s. Dorothea then took over renting the entire house. She began to renovate the first story to rent out to boarders. In November of 1985, she hired an ex-felon, Ismael Florez, from a halfway house to install some wood paneling in the apartment. Dorothea paid him $800 and gave him a red 1980 Ford pickup which she said her ex-boyfriend from Los Angeles no longer needed. Dorothea also requested that Ismael make her a 6 feet by 3 feet by 2 feet box for storage. A week later, Dorothea called Ismael and asked him to help her deliver the heavy and nailed-shut box to a storage depot. Dorothea sat beside Ismael in the truck and issued directions. As they were driving along in Sutter County, by the side of the Sacramento River, Dorothea told Ismael to pull over and unload the box “of junk,” as she called it on the river bank in an unauthorized household dumping site. The box sat there on the riverbank until early1986, when it was eventually found by a fisherman. Upon opening the box, it was found to contain a rotting corpse which was subsequently removed to the nearest city morgue. The corpse remained unidentified for three long years.
Once Dorothea had the first story renovated, she set up her boarding business, in complete violation of her parole conditions. She networked and contacted social services to let them know she was willing to take in
“difficult boarders,” the ones no one else were willing to take, the ones who needed a room and care. Many boarding houses refused to take people with alcohol problems or the mentally ill and for overworked and underpaid social workers, this could be a nightmare trying to accommodate such people. Within a short period of time, Dorothea had social workers calling on her asking her to house their homeless clients. Dorothea neglected to inform the social workers about her five prior convictions for doping and stealing from the elderly, and the social workers failed to conduct any checks on her.
The social workers who called saw that Dorothea had a fresh, clean house and didn’t mind taking in the
“difficult ones.” She appeared to be a respectable woman in her late fifties, but who looked closer to seventy, with her white hair and print dresses and apron.
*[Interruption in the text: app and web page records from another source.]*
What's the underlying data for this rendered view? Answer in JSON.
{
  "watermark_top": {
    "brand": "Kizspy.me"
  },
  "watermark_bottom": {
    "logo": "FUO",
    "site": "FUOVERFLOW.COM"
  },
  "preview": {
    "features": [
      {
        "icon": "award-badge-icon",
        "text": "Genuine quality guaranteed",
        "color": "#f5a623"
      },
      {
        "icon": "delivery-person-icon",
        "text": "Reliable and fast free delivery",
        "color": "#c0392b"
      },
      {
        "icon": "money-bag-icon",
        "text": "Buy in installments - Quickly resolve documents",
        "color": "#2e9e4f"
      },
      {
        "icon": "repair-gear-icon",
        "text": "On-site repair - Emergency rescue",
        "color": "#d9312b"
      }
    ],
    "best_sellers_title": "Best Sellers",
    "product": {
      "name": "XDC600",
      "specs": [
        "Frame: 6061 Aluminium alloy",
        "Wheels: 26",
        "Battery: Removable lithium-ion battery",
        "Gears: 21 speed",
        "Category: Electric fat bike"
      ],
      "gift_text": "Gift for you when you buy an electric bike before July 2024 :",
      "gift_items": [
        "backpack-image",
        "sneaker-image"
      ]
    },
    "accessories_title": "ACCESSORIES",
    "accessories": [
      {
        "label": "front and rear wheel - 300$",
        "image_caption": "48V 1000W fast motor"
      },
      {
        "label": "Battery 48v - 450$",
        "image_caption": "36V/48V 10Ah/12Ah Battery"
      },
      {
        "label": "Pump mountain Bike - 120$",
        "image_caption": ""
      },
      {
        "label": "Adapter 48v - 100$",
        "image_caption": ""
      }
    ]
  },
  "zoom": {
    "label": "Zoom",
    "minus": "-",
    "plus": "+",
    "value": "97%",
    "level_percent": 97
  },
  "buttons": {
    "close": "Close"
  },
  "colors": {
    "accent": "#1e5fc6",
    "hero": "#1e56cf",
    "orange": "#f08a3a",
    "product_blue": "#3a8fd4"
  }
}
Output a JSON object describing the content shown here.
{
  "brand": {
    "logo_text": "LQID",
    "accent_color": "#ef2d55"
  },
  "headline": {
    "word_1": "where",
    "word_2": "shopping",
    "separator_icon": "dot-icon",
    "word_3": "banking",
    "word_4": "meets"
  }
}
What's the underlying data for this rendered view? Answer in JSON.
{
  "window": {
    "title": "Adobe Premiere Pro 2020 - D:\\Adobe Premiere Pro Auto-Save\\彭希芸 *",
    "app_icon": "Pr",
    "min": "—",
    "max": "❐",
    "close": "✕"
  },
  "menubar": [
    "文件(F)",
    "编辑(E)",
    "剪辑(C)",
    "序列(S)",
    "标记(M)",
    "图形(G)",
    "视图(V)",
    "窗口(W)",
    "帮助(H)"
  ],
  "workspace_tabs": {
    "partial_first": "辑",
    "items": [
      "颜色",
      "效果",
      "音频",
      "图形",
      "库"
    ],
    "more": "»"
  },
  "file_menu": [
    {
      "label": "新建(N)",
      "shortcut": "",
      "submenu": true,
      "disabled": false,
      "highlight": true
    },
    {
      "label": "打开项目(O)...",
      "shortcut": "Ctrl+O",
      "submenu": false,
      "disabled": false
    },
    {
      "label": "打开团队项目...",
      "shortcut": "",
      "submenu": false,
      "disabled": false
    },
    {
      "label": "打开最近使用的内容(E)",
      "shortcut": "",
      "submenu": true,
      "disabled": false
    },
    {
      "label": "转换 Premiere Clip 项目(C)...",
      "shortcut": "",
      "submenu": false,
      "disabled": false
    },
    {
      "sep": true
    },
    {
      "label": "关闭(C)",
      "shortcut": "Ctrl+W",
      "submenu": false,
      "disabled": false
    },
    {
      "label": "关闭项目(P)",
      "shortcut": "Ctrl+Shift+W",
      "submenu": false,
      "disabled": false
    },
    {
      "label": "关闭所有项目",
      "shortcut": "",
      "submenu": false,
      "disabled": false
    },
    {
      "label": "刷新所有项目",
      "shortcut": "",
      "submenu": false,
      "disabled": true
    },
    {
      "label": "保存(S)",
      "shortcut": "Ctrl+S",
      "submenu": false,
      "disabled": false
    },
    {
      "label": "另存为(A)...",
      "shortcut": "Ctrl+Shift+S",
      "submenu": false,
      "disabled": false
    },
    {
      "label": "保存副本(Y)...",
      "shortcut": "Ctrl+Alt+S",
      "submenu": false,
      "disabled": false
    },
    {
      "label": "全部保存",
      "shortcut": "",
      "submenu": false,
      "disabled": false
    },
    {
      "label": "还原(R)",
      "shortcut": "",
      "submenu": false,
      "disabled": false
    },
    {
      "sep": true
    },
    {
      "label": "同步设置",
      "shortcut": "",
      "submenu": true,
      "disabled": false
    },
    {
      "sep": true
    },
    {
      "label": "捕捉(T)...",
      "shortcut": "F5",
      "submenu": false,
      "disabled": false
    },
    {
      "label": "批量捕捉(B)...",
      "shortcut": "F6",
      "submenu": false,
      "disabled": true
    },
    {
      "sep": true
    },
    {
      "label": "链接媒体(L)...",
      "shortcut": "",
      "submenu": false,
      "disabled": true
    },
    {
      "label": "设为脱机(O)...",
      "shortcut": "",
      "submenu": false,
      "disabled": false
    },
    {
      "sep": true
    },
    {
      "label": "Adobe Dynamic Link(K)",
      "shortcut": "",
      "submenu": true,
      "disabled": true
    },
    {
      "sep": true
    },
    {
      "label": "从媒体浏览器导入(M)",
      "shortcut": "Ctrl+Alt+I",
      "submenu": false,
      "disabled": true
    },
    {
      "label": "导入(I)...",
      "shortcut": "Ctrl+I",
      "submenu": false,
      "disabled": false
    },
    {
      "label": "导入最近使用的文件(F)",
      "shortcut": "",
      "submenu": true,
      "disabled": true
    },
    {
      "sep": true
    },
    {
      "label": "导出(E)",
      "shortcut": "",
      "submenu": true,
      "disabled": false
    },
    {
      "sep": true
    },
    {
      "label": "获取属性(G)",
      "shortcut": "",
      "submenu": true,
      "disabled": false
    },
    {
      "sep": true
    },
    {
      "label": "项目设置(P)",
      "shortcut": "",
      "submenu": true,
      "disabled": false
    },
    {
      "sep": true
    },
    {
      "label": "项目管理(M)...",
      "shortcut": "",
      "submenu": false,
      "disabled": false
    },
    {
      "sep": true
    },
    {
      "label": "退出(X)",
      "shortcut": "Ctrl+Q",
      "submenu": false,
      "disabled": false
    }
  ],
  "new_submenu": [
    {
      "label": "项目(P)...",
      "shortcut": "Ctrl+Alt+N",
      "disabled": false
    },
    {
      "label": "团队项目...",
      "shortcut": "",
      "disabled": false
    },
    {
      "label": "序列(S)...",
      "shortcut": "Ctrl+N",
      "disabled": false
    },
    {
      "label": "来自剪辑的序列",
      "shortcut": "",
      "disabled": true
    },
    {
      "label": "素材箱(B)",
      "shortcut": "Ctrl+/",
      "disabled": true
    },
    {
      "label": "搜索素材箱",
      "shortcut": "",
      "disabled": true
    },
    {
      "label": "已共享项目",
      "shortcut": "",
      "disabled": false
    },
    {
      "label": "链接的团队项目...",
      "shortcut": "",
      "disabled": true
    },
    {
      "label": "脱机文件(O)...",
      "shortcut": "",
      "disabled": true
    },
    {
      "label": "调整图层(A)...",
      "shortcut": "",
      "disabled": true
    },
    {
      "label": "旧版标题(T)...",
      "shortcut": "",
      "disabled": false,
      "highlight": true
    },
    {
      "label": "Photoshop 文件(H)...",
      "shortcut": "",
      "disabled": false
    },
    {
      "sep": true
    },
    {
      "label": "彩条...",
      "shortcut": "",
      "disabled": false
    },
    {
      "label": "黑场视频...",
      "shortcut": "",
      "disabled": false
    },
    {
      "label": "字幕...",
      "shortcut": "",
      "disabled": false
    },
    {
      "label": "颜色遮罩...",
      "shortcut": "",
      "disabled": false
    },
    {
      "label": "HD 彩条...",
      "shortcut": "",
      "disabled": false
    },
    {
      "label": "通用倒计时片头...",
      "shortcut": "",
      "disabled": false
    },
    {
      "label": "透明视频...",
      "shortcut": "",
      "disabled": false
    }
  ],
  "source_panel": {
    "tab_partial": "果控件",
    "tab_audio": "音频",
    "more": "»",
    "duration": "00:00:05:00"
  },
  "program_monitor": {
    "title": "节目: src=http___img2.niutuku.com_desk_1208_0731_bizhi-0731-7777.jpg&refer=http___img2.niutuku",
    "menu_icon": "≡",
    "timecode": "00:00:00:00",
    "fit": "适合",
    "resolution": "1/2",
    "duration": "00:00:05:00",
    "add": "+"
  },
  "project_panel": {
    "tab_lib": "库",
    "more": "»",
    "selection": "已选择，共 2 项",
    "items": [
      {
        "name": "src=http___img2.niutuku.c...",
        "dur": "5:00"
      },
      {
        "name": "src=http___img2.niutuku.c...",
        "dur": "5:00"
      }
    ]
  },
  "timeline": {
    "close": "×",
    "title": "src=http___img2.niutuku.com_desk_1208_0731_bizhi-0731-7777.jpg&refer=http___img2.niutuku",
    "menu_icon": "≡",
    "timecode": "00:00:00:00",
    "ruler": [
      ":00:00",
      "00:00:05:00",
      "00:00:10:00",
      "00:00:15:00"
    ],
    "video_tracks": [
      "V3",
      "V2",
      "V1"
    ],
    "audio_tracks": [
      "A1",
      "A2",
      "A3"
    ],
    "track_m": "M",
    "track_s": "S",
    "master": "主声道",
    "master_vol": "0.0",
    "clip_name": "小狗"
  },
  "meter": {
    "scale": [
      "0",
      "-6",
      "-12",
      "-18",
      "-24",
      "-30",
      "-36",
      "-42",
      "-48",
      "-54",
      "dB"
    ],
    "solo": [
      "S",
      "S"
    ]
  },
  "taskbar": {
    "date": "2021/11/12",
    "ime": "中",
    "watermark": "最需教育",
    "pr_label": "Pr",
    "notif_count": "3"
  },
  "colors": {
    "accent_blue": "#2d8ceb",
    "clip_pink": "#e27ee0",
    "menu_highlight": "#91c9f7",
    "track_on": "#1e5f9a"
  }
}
The house seemed homely, and there were always delightful aromas of homemade smells emanating from the kitchen. The garden was neat and well-tended with a vegetable patch. The boarders, for a fee of $350 a month, lived downstairs in their own private rooms equipped with televisions and were provided with two hot meals a day: breakfast and dinner. They were only allowed to venture upstairs to Dorothea’s quarters for meals.
The fact that her apartment was separate from the boarders is probably why the parole officers that checked on Dorothea failed to realize what she was up to. When they called, she charmed them and made them cups of tea and homemade cakes
, and it looked as if she was living in a small two bed-roomed apartment by herself.
To her neighbors, she seemed like a harmless, hard-working widow and small-time socialite. She attended church regularly in smartly tailored clothes and helped out at various charitable events. She was a supporter of the Mexican-American youth association and the police officers’ association.
day, Dorothea would rise at five in the morning and at the first light, she would be watering and sweeping her garden. She would have a breakfast of eggs, bacon, and pancakes on the table for her boarders at six. If any of the boarders needed medication, she would ensure they took it. She would meticulously jot down her boarders’ appointments with doctors, dentists, and social workers and made sure they kept their appointments. For the social workers, she seemed like a godsend. Dorothea served dinner at 4.30 sharp. The other rules that Dorothea was extremely strict about was that no one was permitted to touch or use the phone or handle the mail except her; and woe betide anyone who did. It was then the tenants would see the other side of their kind landlady: one with a gruesome temper, and she would threaten to throw them out on the street. The other rule Dorothea was extremely strict about was drinking on the premises. While she had a well-stocked drink cabinet for herself in her apartment, drinking by the boarders on the premises was strictly prohibited.